My sister, Valorie,  and I were about 8 and 10 years old.  We would just sort of linger there while grandpa napped.  We were harassed by all sorts of people.

We learned the subtle art of knowing when to speak and when not to pay any attention.  There is a huge difference. 

If you look someone in the eye that should not be looked in the eye, you learn quickly what you did wrong.  When you ignore someone that you should have spoken to, you learn quickly what you should have done.  Trust me, it’s a big deal.

Most of the people I know are afraid of going to areas that seem unsafe.  Quite frankly, most people just don’t go.  When I was  a teenager and driving, I would drive my friends to downtown Detroit.  There were some amazing ethnic festivals at The Hart Plaza down on the riverfront.   Talk about a place to party and meet people from all over the metropolitan area, this was it.
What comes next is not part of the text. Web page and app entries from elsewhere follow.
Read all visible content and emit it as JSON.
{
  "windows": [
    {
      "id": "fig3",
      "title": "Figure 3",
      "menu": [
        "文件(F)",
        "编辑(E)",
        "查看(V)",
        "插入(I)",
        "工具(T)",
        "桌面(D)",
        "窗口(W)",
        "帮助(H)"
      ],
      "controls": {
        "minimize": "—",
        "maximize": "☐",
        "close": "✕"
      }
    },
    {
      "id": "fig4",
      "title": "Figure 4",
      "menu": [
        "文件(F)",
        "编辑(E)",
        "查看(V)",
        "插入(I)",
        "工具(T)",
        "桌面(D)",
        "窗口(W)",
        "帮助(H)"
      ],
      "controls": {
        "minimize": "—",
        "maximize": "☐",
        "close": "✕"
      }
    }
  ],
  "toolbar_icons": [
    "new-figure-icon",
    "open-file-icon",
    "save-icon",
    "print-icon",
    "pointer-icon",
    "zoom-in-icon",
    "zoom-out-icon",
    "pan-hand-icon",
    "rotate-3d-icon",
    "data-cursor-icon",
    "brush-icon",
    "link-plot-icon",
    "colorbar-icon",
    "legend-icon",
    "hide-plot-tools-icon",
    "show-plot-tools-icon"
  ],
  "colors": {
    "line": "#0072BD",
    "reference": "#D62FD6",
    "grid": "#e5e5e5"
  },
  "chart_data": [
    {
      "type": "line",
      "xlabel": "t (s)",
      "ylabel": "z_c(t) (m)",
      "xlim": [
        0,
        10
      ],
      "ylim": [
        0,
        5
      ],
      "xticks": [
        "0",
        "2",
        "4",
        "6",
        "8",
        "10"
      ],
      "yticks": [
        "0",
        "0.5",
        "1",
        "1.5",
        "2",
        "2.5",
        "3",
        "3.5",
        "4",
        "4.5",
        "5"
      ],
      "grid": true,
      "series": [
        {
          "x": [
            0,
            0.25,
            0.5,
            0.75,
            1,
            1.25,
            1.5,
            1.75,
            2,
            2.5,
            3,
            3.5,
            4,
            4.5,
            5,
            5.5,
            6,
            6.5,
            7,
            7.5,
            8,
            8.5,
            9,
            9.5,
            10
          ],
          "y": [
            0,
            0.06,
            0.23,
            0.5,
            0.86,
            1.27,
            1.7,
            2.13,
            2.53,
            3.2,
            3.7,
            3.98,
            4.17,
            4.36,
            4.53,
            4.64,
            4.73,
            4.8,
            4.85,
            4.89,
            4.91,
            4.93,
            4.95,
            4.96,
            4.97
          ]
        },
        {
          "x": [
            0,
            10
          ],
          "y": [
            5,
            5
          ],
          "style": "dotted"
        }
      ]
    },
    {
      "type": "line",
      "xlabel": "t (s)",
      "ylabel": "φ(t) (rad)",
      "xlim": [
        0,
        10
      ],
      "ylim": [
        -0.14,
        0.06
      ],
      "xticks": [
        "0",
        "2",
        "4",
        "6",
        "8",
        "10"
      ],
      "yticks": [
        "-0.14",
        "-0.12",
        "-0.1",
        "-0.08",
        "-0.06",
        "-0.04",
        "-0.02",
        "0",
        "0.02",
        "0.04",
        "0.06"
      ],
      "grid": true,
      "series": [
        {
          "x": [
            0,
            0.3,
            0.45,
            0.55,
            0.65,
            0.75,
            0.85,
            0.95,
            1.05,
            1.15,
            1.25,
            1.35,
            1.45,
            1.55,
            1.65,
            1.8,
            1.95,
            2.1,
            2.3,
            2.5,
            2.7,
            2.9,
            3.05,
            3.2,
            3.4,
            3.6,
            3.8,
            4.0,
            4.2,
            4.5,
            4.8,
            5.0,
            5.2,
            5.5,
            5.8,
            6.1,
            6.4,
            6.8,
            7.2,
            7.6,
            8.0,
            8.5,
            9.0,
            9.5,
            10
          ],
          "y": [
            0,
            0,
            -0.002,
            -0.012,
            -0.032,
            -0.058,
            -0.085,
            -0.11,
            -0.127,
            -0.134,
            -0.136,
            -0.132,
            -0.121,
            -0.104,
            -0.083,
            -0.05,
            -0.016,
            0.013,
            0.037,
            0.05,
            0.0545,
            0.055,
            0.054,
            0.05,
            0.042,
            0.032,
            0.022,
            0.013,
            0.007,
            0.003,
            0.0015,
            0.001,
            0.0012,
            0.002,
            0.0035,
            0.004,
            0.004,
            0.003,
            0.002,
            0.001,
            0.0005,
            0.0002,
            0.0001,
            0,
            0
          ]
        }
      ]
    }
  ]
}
If my friend’s parents knew they were down there, they would have thrown a fit!

To me, being downtown was not a big deal and it was not dangerous.  My Mom worked downtown all of my young years, my Grandparents lived downtown, and it was part of my vibe.   

If you aren’t exposed to the diversity at a young age, when will you be?

That, I believe, is the problem with most people who are filled with fear about going to certain neighborhoods.  If they’ve never had any experience carrying themselves down a city street, you’d better believe they’re going to show it. 

Body language and posture is everything. 

If you have no confidence, it will show and you will be an easy victim if anyone were interested.

Just the other day, I was in an area in Los Angeles that I would not necessarily  choose to go to.  I had bought a Living Social deal and I wasn’t sure of the area it was in.  Sure enough, as I drove toward the address, things weren’t looking all that fabulous.

It was a run down neighborhood and the people were definitely diverse and,  in the words of Jerry Seinfeld, “not that there’s anything wrong with that”.

I had a voucher and it expired TODAY.  Since I was juice fasting, I was going to get my full supply for the day and take them to go–all juice.  As I handed the cashier my voucher to pay, he announced that it was dine in only.

Shoot, I had no choice so I decided to sit there and drink a couple hours away.  I needed my computer which was in my car.

I walked to my car, which incidently had my bicycle on top of it, and grabbed my laptop and walked back.

There were people of all sorts out there.  Some in their yard, some on the street, some lingering in the old garage business on the corner.

They were diverse and it did feel like I was on the streets of Detroit from my childhood. 

The beautiful thing, though, was that  they were not at all offended by my presence.  The tough chick walking by was one of those you just don’t engage.  The older woman, who seemed a bit out of sorts and maybe a little intoxicated,  was pleasant and a simple smile worked with her.

All I can say is, I am so appreciative of my upbringing and the example my mom set for me.

I appreciate her for exposing me to all the neighborhoods, not just the suburbs. 

Fear just wasn’t present in my body when I was out there.  All was well.

I guess if you are already an adult and you  weren’t prepared to navigate in such neighborhoods, you probably should stay out of bounds until you learn the art of posture.  Or, come with me and you’ll be fine.

All is well and it’s a beautiful day in the neighborhood–wherever it is!